**EXERCISE BRIEF**
Pull each line holding the word "that" from the data.

**DATA PROVIDED**
________________________

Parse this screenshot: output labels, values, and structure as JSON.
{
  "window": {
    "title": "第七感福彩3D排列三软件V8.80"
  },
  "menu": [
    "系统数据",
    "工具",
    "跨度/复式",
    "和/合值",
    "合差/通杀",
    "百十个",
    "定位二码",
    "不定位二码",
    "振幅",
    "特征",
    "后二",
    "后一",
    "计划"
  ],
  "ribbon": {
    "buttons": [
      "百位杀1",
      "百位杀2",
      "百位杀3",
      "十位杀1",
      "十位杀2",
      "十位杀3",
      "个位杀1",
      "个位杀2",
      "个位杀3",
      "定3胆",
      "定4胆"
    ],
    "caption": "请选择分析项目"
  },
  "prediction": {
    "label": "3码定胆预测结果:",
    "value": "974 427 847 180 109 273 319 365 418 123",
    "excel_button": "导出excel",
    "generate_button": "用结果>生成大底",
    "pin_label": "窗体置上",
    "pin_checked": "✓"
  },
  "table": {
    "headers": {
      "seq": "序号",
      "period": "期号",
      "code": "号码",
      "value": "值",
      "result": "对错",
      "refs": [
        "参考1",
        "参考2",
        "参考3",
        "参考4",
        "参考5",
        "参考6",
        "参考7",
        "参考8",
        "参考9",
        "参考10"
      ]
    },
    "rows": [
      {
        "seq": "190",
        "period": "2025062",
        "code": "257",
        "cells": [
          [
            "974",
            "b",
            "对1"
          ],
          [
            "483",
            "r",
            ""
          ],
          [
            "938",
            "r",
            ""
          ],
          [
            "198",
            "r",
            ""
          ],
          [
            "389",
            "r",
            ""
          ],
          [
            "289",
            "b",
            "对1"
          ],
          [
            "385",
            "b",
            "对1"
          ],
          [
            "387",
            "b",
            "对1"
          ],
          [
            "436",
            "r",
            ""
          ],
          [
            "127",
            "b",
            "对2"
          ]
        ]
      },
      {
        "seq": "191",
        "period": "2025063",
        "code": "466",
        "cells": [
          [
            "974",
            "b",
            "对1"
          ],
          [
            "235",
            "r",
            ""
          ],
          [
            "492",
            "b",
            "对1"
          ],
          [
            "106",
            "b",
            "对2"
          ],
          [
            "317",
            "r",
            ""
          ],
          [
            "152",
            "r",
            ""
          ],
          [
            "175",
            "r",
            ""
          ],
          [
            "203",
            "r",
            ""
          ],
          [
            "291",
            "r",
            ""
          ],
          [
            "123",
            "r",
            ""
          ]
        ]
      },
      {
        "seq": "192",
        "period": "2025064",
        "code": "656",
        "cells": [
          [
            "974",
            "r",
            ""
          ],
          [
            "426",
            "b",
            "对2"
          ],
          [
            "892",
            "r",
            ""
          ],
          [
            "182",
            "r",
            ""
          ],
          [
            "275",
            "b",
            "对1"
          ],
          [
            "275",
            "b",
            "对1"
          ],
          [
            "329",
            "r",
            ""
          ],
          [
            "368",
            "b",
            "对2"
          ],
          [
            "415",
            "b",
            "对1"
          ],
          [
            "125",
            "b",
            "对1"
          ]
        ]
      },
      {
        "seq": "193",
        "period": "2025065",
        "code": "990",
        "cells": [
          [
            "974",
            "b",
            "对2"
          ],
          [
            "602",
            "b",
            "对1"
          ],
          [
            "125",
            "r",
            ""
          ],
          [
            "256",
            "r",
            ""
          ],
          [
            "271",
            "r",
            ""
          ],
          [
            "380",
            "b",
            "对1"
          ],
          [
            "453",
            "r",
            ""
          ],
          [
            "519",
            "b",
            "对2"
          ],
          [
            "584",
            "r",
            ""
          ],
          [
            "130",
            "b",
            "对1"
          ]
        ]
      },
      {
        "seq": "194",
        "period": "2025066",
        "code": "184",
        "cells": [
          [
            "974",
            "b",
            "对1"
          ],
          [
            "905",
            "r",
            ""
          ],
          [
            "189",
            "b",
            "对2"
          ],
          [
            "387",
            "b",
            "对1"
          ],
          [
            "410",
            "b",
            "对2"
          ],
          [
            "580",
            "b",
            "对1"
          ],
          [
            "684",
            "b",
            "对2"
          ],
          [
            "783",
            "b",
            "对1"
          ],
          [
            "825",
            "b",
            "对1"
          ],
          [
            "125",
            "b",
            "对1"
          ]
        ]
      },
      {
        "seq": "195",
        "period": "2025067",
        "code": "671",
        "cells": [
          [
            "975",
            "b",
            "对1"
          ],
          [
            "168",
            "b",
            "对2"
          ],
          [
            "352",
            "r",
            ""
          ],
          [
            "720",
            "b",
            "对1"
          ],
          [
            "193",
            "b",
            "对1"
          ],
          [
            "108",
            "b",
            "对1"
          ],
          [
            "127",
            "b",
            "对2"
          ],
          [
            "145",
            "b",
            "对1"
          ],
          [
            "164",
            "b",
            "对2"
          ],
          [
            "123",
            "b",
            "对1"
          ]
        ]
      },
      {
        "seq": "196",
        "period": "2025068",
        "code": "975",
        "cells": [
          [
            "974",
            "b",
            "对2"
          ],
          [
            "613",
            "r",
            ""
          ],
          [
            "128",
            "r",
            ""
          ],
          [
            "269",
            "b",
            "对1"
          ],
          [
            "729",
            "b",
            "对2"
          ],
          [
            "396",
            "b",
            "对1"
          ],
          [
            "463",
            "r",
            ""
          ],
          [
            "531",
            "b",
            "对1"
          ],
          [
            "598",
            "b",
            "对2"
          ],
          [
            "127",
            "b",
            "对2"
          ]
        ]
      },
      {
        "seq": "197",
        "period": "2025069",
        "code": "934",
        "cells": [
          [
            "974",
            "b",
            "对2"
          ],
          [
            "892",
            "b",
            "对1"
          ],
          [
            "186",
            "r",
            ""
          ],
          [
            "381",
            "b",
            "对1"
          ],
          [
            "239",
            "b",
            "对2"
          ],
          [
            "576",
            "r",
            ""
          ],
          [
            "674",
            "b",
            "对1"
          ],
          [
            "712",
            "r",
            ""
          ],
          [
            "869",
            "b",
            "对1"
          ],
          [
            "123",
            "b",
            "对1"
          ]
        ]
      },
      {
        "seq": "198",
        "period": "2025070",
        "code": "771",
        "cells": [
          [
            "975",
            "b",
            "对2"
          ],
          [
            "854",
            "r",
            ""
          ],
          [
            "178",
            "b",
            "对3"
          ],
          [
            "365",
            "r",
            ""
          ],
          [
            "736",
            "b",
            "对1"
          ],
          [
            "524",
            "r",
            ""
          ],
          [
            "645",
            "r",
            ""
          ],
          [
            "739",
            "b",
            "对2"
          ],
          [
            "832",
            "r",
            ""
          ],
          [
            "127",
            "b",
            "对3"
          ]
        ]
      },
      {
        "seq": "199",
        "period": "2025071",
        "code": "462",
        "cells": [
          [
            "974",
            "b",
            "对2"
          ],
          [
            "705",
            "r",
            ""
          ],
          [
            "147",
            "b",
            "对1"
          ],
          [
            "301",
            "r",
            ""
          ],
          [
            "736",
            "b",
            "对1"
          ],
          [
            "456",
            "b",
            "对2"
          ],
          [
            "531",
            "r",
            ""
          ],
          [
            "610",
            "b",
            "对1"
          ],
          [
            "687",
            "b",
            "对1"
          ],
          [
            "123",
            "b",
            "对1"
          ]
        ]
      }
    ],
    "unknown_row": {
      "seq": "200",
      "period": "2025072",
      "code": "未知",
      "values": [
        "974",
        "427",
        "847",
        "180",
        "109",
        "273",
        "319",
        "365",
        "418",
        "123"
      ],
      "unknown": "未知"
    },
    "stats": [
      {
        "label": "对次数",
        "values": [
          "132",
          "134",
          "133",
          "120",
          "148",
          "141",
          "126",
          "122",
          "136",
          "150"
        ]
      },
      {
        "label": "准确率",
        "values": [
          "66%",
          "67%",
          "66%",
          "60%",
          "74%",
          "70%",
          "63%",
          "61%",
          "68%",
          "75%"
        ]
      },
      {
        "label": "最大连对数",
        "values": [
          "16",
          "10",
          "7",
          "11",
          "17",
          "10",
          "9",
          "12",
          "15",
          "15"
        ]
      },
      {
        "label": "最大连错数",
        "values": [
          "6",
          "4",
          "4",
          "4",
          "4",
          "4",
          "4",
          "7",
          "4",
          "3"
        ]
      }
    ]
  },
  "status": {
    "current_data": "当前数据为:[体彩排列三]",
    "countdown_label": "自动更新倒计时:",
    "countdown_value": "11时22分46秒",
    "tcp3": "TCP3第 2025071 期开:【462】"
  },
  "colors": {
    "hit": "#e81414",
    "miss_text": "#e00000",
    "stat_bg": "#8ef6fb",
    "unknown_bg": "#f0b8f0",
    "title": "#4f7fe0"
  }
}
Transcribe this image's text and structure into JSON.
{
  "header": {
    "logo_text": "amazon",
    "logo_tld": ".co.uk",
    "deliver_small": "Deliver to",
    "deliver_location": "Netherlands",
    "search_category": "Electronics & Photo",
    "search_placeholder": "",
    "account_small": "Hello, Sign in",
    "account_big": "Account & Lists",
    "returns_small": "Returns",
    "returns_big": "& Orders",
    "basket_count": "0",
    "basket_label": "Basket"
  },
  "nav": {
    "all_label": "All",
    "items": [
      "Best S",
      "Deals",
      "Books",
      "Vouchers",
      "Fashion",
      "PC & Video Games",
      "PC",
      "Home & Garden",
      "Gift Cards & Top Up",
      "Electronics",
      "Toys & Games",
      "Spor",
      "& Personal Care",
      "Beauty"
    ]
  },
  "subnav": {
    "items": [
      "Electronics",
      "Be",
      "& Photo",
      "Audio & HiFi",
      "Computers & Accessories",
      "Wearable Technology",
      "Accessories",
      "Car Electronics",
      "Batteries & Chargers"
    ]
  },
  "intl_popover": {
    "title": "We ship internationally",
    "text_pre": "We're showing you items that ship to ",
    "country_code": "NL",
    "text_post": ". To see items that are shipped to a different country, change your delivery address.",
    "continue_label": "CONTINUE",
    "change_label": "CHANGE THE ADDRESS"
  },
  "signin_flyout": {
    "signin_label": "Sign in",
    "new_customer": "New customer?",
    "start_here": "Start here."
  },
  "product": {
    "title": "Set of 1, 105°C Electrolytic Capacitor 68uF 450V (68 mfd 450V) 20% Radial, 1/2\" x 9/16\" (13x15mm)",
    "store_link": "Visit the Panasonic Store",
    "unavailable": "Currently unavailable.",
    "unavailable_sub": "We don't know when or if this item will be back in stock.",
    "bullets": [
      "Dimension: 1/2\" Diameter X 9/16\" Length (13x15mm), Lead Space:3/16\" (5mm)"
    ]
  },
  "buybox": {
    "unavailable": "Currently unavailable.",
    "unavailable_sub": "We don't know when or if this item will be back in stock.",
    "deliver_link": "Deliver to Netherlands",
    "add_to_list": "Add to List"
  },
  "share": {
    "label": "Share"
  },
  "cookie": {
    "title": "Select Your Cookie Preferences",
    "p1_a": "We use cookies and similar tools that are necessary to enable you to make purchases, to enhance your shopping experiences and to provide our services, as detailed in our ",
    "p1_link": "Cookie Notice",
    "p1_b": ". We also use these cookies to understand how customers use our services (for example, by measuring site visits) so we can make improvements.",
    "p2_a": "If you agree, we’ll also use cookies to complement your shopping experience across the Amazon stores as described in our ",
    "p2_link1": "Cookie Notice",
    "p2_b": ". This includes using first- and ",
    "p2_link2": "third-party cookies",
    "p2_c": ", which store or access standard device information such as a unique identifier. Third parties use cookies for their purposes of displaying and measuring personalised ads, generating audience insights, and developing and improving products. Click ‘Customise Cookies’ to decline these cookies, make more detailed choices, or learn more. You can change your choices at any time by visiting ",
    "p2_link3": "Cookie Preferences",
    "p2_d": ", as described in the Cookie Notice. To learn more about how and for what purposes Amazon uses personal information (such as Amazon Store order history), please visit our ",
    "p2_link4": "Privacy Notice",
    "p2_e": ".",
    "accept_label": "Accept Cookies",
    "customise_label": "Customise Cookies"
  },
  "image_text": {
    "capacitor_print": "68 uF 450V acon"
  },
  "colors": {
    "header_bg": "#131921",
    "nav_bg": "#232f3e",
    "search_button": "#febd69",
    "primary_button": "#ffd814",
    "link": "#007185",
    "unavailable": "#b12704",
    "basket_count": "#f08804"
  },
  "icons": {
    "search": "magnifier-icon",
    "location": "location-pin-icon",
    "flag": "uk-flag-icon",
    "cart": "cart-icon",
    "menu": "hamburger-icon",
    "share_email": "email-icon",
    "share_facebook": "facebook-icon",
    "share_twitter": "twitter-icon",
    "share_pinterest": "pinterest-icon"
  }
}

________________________

**EXERCISE SOLUTION**
    "text_pre": "We're showing you items that ship to ",
    "text_post": ". To see items that are shipped to a different country, change your delivery address.",
    "p1_a": "We use cookies and similar tools that are necessary to enable you to make purchases, to enhance your shopping experiences and to provide our services, as detailed in our ",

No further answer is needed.